And Mr. Parrino noted that he has fought for years to make methadone more accessible to patients, getting rid of some of the regulations, and that it has been the federal government itself, and some states, which have less reasonable regulations than are allowed by the federal government. “I think they’re getting there,” said Mr. Parrino. “The issue of the mobile vans is a game-changer.”
Nevertheless, Mr. Parrino remembers the recent days when he had to fight against rules that clinics be open every day of the week, with no plan for how patients would get there. Then, in March of 2020, the new rules came down: “It’s okay to give 14 days [of takehomes] to unstable patients. It’s not like you’re changing the deck chairs on the Titanic. You’re changing the deck.”
The pandemic ushered in the new telehealth and take-home rules, but there are indications that some of these will be here to stay, at least in New York, where harm reduction has become a constant drumbeat of OASAS. And there are good things about some of these changes. “The advantage is that we have learned our patients are more robust than we thought,” said Mr. Parrino. Still, he is concerned, because changes have been so rapid. “I’m all for change but the system can only absorb so much at a given time,” he said.
It’s likely that this summer there will be recommendations that physicians be given prescription authority for methadone outside of OTPs, coming from NASEM. “We think this is unwise,” said Mr. Parrino. “I have to remind people of what happened in the past.” When physicians began prescribing methadone for pain, overdoses did occur, as is documented in five federal reports.
Now, the overdoses are mainly from illicit fentanyl. For new methadone patients, most now have very significant opioid tolerance, noted Mr. Parrino. They’re surviving, not overdosing. So they will need higher doses of methadone than may otherwise be expected – generally, 160 to 180 milligrams a day – said Mr. Parrino.

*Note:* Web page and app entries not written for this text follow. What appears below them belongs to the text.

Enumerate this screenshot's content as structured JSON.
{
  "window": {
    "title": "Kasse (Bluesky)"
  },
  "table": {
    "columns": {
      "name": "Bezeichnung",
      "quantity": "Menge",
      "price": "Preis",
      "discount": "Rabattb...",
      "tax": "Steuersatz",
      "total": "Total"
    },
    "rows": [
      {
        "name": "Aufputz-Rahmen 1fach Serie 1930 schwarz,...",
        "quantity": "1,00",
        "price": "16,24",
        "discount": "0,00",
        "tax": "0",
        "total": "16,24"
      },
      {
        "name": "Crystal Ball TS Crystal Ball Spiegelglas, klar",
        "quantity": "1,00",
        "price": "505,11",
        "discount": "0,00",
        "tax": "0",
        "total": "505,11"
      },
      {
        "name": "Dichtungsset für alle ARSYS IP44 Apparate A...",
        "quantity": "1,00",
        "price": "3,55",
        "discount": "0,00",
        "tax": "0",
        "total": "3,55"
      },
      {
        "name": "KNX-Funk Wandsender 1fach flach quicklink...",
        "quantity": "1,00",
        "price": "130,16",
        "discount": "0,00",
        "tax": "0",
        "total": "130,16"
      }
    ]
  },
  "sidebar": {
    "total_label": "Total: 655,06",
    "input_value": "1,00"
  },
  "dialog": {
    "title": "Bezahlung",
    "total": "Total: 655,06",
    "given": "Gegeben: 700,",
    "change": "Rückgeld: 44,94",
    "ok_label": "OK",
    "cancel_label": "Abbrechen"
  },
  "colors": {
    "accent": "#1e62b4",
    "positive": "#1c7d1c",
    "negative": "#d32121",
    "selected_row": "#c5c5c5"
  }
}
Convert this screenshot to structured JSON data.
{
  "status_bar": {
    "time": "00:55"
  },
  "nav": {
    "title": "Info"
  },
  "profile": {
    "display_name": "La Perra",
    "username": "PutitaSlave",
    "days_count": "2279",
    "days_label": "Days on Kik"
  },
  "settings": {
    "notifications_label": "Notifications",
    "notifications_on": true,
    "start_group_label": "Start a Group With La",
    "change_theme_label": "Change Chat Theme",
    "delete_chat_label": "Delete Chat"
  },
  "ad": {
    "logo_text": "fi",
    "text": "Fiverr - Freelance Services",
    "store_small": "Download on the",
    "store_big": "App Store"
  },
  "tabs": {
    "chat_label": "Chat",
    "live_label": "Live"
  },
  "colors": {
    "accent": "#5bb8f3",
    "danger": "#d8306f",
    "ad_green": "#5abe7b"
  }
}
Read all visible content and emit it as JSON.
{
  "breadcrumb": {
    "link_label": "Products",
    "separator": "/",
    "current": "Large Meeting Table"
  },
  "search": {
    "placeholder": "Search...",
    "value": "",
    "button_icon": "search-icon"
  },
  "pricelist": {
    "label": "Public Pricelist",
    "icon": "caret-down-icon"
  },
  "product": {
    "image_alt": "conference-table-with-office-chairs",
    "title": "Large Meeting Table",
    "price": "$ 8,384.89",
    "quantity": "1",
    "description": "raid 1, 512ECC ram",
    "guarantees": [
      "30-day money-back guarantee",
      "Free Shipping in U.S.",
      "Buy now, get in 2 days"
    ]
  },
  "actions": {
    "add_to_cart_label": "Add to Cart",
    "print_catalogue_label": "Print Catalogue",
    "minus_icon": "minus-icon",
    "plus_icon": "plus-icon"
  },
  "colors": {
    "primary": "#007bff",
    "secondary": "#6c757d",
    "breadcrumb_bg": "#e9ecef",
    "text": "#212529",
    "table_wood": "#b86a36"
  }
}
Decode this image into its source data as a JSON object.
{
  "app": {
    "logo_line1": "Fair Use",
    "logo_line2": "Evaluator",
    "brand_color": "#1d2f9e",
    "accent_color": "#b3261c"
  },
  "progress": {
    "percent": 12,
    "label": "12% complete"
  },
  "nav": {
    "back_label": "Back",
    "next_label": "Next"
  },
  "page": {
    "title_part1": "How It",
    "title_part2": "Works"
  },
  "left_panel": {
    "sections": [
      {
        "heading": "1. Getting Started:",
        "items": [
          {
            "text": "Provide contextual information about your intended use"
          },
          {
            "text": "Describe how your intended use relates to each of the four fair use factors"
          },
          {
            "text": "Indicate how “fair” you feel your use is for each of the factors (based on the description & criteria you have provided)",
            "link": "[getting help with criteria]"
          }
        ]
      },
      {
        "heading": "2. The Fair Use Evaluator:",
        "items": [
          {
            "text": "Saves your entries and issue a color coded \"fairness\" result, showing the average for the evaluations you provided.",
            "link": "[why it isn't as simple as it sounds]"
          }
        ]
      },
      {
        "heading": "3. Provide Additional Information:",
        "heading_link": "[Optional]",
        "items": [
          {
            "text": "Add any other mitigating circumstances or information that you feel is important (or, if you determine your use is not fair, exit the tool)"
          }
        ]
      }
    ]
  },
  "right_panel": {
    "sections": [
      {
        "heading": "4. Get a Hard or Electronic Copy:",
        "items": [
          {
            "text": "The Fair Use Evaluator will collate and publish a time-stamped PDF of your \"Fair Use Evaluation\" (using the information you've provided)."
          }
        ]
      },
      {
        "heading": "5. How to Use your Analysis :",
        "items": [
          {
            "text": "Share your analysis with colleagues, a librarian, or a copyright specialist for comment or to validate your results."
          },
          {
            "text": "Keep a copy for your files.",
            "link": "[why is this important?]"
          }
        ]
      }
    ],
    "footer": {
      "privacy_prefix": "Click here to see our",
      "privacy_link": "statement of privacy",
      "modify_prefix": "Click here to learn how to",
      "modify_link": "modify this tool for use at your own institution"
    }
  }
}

But take the state of West Virginia, which has a very high overdose rate, but still has only 9 OTPs – the same as there were 15 years ago. And in Wyoming, there are no OTPs. “In my opinion, this is criminal,” said Mr. Parrino. “No person who needs medical treatment should have to drive to another state to get it.” One would think health commissioners, alcohol and drug abuse directors, and other state officials would be pushing to open more programs, Mr. Parrino said.
See also Part 2: More on methadone in corrections, and other reforms in New York.